Work task
Extract all lines in the data that contain the word "this".

**** The data ****

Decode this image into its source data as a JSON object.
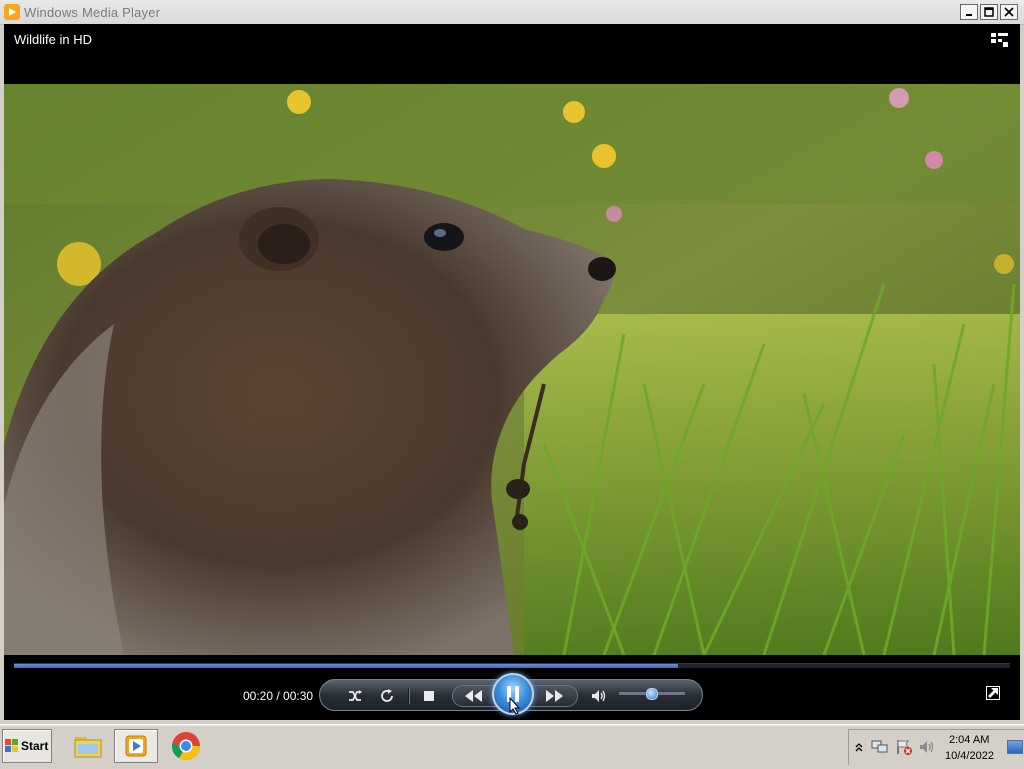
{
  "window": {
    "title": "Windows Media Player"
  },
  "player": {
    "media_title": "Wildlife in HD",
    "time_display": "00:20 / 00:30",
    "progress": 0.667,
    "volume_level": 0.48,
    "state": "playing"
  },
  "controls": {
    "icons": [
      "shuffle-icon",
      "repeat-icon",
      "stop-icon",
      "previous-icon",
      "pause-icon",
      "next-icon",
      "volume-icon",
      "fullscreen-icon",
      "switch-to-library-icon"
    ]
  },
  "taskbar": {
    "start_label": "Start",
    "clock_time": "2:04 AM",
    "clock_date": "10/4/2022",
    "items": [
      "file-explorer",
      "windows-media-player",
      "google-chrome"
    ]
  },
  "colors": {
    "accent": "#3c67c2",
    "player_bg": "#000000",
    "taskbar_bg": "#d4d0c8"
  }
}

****
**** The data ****

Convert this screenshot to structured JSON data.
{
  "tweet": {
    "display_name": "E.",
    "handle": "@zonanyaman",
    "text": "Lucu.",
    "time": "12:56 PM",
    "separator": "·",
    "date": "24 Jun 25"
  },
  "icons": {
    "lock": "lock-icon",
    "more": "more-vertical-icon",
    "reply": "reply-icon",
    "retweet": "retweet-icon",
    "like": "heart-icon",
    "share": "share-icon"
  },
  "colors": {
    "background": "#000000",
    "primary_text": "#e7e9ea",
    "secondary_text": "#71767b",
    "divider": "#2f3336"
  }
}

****

Answer section
Decode this image into its source data as a JSON object.
Convert this screenshot to structured JSON data.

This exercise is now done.